ENVIRONMENTAL campaigners attacked the government’s attempts to force through plans to allow fracking under people’s homes without their permission yesterday.
The government is pushing for the development of a shale gas industry in Britain, claiming it would create jobs and growth, reduce energy prices and cut the country’s reliance on gas imports.
But opponents have raised fears that the process causes earthquakes, can pollute water supplies, lead to inappropriate development in the countryside and damage house prices.
There are also concerns that exploiting shale gas could harm investment in renewables and undermine efforts to cut greenhouse gas emissions to tackle climate change.
The Department of Energy and Climate Change (DECC) yesterday said it will press ahead with plans to simplify underground access for oil and gas developers despite the objection of 99 per cent of respondents to a consultation.
Under the proposals, firms would have the right to drill at depths of 300 metres or more under private land without access rights being granted by the landowner.
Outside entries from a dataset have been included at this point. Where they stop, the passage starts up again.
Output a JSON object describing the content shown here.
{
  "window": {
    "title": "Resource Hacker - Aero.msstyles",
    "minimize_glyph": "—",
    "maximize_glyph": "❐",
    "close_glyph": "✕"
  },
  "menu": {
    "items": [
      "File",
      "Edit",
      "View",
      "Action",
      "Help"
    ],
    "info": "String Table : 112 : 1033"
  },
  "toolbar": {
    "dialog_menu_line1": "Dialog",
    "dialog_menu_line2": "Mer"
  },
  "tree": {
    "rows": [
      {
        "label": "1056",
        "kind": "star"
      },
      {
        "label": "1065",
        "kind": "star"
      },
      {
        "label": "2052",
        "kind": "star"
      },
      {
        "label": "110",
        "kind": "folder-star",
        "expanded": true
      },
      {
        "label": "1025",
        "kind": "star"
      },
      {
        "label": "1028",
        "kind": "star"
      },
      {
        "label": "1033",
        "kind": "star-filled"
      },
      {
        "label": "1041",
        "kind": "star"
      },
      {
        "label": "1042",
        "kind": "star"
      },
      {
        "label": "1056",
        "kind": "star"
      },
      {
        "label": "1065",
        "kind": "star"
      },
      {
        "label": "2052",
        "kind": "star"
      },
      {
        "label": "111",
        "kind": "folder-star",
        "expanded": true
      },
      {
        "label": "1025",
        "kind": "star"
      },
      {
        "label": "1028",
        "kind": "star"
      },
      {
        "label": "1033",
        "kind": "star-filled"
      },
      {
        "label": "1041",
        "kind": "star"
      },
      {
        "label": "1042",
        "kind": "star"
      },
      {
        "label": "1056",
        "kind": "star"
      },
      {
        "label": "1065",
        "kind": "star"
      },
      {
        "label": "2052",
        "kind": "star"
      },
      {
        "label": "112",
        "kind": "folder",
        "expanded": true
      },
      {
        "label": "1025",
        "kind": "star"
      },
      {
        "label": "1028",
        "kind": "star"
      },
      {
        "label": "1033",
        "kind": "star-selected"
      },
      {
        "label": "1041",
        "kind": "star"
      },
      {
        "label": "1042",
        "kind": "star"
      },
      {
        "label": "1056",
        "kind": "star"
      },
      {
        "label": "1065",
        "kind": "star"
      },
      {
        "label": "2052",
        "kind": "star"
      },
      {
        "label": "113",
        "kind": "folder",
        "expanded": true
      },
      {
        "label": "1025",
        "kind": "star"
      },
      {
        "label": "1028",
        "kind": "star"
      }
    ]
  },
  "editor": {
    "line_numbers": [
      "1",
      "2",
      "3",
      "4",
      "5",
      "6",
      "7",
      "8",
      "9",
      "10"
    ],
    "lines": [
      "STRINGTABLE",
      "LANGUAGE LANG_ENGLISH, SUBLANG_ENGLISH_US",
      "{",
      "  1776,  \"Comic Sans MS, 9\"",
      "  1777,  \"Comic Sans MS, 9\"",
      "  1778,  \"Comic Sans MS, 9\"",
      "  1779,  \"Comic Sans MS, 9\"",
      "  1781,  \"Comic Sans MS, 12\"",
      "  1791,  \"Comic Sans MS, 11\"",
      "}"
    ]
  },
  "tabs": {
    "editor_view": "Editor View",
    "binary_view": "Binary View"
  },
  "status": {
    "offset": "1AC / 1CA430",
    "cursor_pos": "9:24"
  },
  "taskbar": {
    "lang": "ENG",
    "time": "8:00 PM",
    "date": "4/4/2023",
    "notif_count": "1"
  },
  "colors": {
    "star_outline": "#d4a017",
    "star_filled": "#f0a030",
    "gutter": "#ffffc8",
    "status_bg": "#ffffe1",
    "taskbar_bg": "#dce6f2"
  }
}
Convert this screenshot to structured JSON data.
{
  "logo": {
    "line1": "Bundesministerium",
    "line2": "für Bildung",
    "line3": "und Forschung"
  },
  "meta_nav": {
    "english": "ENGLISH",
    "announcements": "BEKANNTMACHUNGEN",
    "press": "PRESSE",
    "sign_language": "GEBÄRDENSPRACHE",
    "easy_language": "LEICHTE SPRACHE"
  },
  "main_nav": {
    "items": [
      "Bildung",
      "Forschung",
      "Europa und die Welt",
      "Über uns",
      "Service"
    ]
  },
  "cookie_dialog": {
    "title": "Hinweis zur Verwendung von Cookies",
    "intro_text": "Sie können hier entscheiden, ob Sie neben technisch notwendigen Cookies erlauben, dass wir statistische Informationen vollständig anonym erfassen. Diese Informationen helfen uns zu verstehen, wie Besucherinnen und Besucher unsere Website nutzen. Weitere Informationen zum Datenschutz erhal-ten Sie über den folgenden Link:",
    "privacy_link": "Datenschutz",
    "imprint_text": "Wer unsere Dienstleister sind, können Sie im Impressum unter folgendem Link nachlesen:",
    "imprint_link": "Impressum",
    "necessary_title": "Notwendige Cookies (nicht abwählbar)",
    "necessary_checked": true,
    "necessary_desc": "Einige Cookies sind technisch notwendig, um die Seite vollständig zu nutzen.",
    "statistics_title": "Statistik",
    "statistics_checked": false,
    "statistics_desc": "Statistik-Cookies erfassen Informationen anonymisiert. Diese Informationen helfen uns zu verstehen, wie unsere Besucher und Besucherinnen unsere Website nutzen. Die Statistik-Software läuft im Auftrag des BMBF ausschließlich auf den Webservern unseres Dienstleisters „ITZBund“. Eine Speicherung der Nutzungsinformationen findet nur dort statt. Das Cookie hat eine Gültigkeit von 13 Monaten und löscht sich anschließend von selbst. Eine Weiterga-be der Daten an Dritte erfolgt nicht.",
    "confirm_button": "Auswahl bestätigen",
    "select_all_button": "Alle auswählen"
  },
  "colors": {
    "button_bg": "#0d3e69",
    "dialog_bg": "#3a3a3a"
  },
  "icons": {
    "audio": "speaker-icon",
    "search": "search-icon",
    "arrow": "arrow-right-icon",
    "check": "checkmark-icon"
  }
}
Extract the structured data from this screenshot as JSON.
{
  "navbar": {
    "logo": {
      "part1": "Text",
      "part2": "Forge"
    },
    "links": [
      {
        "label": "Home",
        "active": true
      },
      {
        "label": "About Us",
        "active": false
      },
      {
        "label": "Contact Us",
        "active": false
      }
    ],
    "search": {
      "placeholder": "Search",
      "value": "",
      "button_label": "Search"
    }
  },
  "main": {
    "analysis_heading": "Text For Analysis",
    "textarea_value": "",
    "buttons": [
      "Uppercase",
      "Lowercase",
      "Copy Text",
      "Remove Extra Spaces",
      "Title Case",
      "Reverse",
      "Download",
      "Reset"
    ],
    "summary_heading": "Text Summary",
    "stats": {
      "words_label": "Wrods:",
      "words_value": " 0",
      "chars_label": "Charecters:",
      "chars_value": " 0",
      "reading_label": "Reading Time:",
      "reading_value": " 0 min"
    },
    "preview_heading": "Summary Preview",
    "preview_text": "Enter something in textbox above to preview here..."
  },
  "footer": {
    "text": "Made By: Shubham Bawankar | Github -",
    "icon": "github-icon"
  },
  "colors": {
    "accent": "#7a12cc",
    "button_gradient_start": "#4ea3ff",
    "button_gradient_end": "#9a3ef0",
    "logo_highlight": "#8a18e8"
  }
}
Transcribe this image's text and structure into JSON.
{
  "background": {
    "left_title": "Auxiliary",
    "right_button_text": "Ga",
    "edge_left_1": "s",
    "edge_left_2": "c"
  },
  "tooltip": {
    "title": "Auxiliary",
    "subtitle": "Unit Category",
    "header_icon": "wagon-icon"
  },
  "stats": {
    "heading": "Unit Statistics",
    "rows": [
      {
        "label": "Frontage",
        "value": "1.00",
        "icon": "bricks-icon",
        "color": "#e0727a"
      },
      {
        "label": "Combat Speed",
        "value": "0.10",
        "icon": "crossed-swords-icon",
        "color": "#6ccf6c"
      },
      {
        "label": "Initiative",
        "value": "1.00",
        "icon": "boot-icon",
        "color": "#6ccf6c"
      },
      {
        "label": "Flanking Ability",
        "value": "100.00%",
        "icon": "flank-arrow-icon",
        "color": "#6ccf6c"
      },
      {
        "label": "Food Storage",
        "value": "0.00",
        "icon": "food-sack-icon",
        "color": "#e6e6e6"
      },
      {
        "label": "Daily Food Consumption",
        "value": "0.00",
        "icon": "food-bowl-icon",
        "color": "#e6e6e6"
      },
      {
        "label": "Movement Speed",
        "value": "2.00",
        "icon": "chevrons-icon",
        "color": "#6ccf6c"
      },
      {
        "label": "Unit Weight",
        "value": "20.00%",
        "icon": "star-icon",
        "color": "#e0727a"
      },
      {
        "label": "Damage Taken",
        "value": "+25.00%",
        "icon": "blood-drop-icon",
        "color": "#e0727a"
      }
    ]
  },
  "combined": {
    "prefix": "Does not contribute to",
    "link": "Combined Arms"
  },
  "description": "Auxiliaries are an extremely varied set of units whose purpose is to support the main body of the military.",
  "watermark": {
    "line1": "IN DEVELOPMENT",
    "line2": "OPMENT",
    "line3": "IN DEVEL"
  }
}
In its response to the consultation, DECC said: “Having carefully considered the consultation responses, we believe that the proposed policy remains the right approach to underground access and that no issues have been identified that would mean that our overall policy approach is not the best available solution.”
Business and Energy Minister Matt Hancock said: “These new rules will help Britain to explore the great potential of our national shale gas and geothermal resources as we work towards a greener future — and open up thousands of new jobs in doing so.”
But Simon Clydesdale, energy campaigner for Greenpeace UK, said: “The roar of opposition to this arrogant policy is deafening, yet ministers are determined to blithely ignore what the overwhelming majority of the British public thinks and wants.
“This move to rob people of their right to oppose fracking under their homes is the signature policy of the government’s fracking push.
“The country needs and wants clean, safe energy, and expects to be listened to.
“There’ll be a hefty political price to pay for this massive sell-out to the narrow interests of the shale lobby.”